Ala. lieutenant governor lauds bills that help state's military
The Dothan (Ala.) Eagle
Alabama’s business-friendly climate may not only help the state when it comes to job creation, but it could save the state’s military bases as well, according to Alabama’s lieutenant governor.
Lt. Gov. Kay Ivey said Thursday that military-friendly and business-friendly often coincide, and lauded two bills passed during the most recent Alabama legislative session sponsored by two local legislators. She said military-friendliness is expected to be one of the criteria considered during the next round of Base Realignment and Closure (BRAC) – the process by which the Pentagon streamlines the military through reallocating missions and troops from one base to another and, in some cases, closing bases altogether.
One bill sponsored by Rep. Paul Lee, R-Dothan, allows military members and veterans to receive academic and professional licensure credit for relevant skills acquired in the military. Another bill sponsored by Rep. Barry Moore, R-Enterprise, extends in-state tuition fees for active service members, their spouses, and dependents located in Alabama under orders.
“BRAC is going to come at some point,” Ivey said Thursday after addressing the Houston County Republican Women’s Club in Dothan. “When you look at these bills that allow for our military to get credit and professional licensing, and for them to have opportunities in higher education, and when you look at Alabama has a right-to-work state, people want to come where they are welcome.”
The last round of BRAC occurred in 2005. The Army recommended adding a mission to Fort Rucker, which would have resulted in the addition of troops and infrastructure. However, an independent BRAC Commission overturned the recommendation, citing a math error, and determining that the military would not save money in the long run by the move.
It is unclear when the next round of BRAC may occur. Some believe it could occur in 2015 or 2016. The City of Dothan and surrounding municipalities have donated money to the advocacy group Friends of Fort Rucker to engage a consultant in order to protect Fort Rucker’s missions and to seek missions from other bases. The State of Alabama has engaged Antony J. Principi as a consultant for the next round of BRAC. Principi served as chairman of the BRAC Commission in 2005.
Ivey told the Women’s Club on Thursday that unemployment is down and jobs are being created across Alabama in part due to a unified Legislature.

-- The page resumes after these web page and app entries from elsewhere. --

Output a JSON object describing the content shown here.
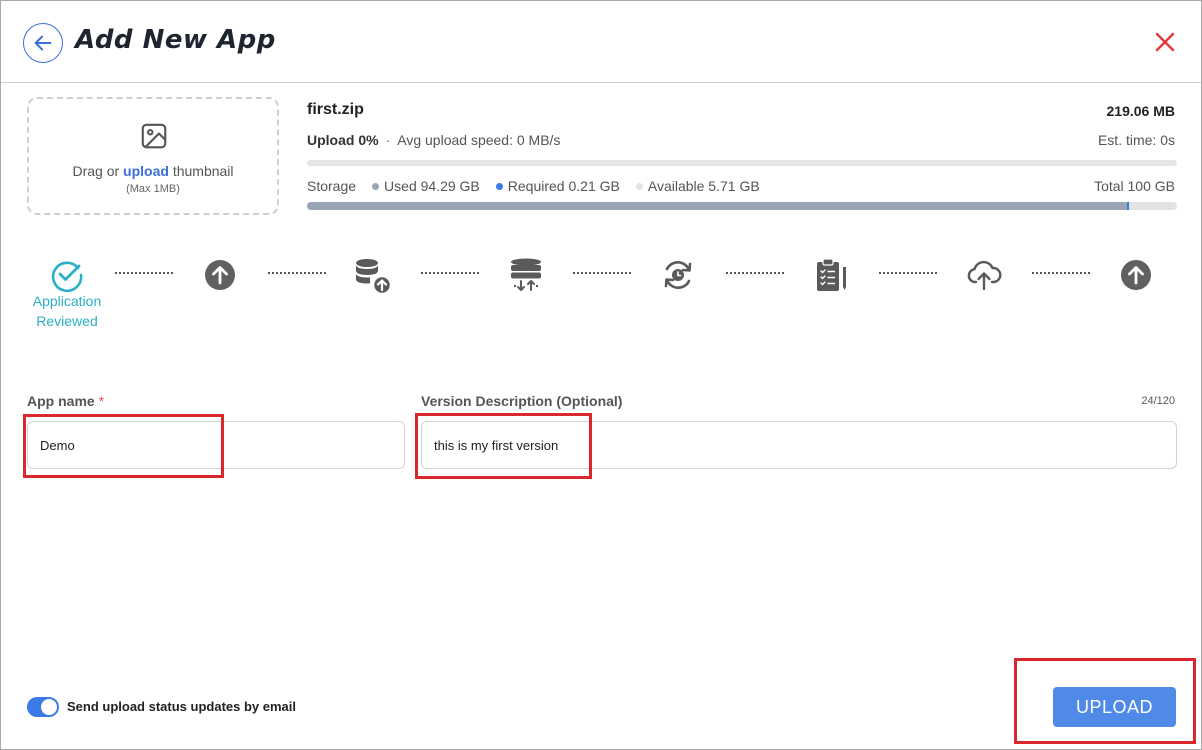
{
  "header": {
    "title": "Add New App",
    "back_icon": "arrow-left-icon",
    "close_icon": "close-icon",
    "close_color": "#e53935"
  },
  "thumbnail": {
    "icon": "image-icon",
    "text_prefix": "Drag or",
    "link_text": "upload",
    "text_suffix": "thumbnail",
    "max_text": "(Max 1MB)"
  },
  "upload": {
    "filename": "first.zip",
    "filesize": "219.06 MB",
    "progress_label": "Upload 0%",
    "progress": 0,
    "speed": "Avg upload speed: 0 MB/s",
    "est_time": "Est. time: 0s"
  },
  "storage": {
    "label": "Storage",
    "used": "Used 94.29 GB",
    "required": "Required 0.21 GB",
    "available": "Available 5.71 GB",
    "total": "Total 100 GB",
    "used_fraction": 0.9429,
    "required_fraction": 0.0021,
    "colors": {
      "used": "#99a4b4",
      "required": "#3b7be8",
      "available": "#e3e3e3"
    }
  },
  "steps": [
    {
      "icon": "check-circle-icon",
      "label": "Application Reviewed",
      "state": "done"
    },
    {
      "icon": "arrow-up-circle-icon",
      "state": "pending"
    },
    {
      "icon": "database-upload-icon",
      "state": "pending"
    },
    {
      "icon": "database-transfer-icon",
      "state": "pending"
    },
    {
      "icon": "sync-clock-icon",
      "state": "pending"
    },
    {
      "icon": "clipboard-list-icon",
      "state": "pending"
    },
    {
      "icon": "cloud-upload-icon",
      "state": "pending"
    },
    {
      "icon": "arrow-up-circle-icon",
      "state": "pending"
    }
  ],
  "form": {
    "app_name_label": "App name",
    "required_marker": "*",
    "app_name_value": "Demo",
    "version_label": "Version Description (Optional)",
    "version_value": "this is my first version",
    "version_counter": "24/120"
  },
  "footer": {
    "email_toggle_label": "Send upload status updates by email",
    "email_toggle_on": true,
    "upload_button": "UPLOAD"
  },
  "colors": {
    "accent": "#3b7be8",
    "step_done": "#2ab0c5",
    "highlight": "#d9282d"
  }
}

“I think Washington could take some notes from the Alabama playbook,” Ivey said.
Ivey also encouraged women to seek elected office.

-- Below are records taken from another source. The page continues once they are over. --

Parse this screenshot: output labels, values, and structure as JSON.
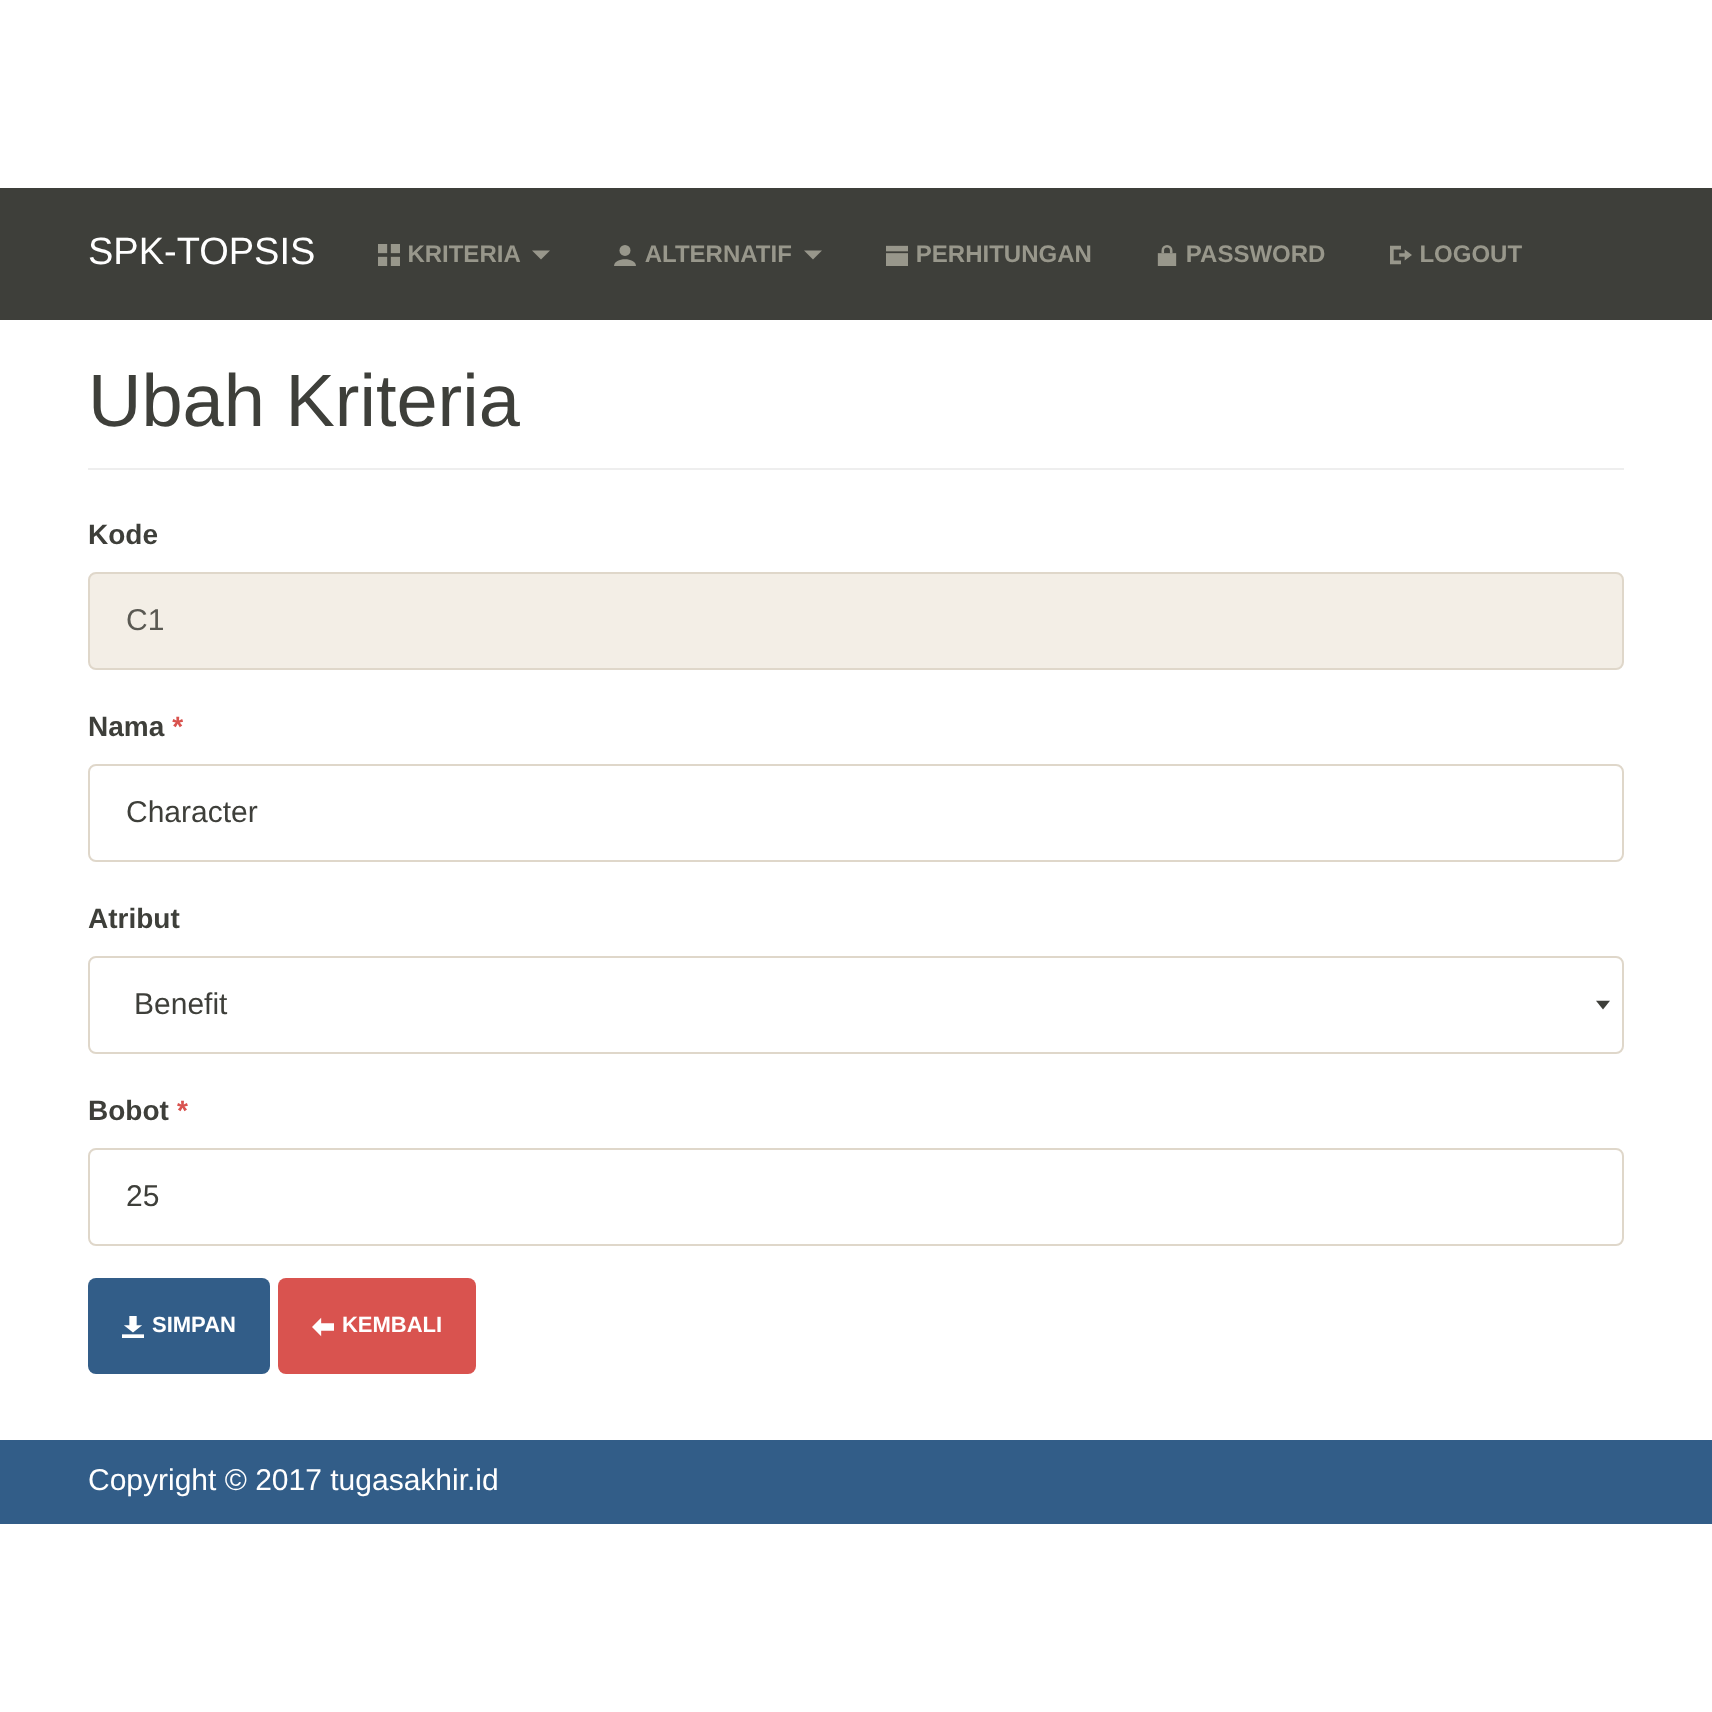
{
  "navbar": {
    "brand": "SPK-TOPSIS",
    "items": [
      {
        "label": "KRITERIA",
        "kind": "grid",
        "dropdown": true
      },
      {
        "label": "ALTERNATIF",
        "kind": "user",
        "dropdown": true
      },
      {
        "label": "PERHITUNGAN",
        "kind": "calendar",
        "dropdown": false
      },
      {
        "label": "PASSWORD",
        "kind": "lock",
        "dropdown": false
      },
      {
        "label": "LOGOUT",
        "kind": "logout",
        "dropdown": false
      }
    ]
  },
  "page_title": "Ubah Kriteria",
  "form": {
    "fields": [
      {
        "label": "Kode",
        "kind": "text",
        "value": "C1",
        "disabled": true
      },
      {
        "label": "Nama",
        "required_mark": "*",
        "kind": "text",
        "value": "Character",
        "disabled": false
      },
      {
        "label": "Atribut",
        "kind": "select",
        "value": "Benefit",
        "disabled": false
      },
      {
        "label": "Bobot",
        "required_mark": "*",
        "kind": "text",
        "value": "25",
        "disabled": false
      }
    ],
    "buttons": [
      {
        "label": "SIMPAN",
        "kind": "save"
      },
      {
        "label": "KEMBALI",
        "kind": "back"
      }
    ]
  },
  "footer": "Copyright © 2017 tugasakhir.id"
}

“Think about it and pursue ahead. Get in line. Get ready to go,” Ivey said.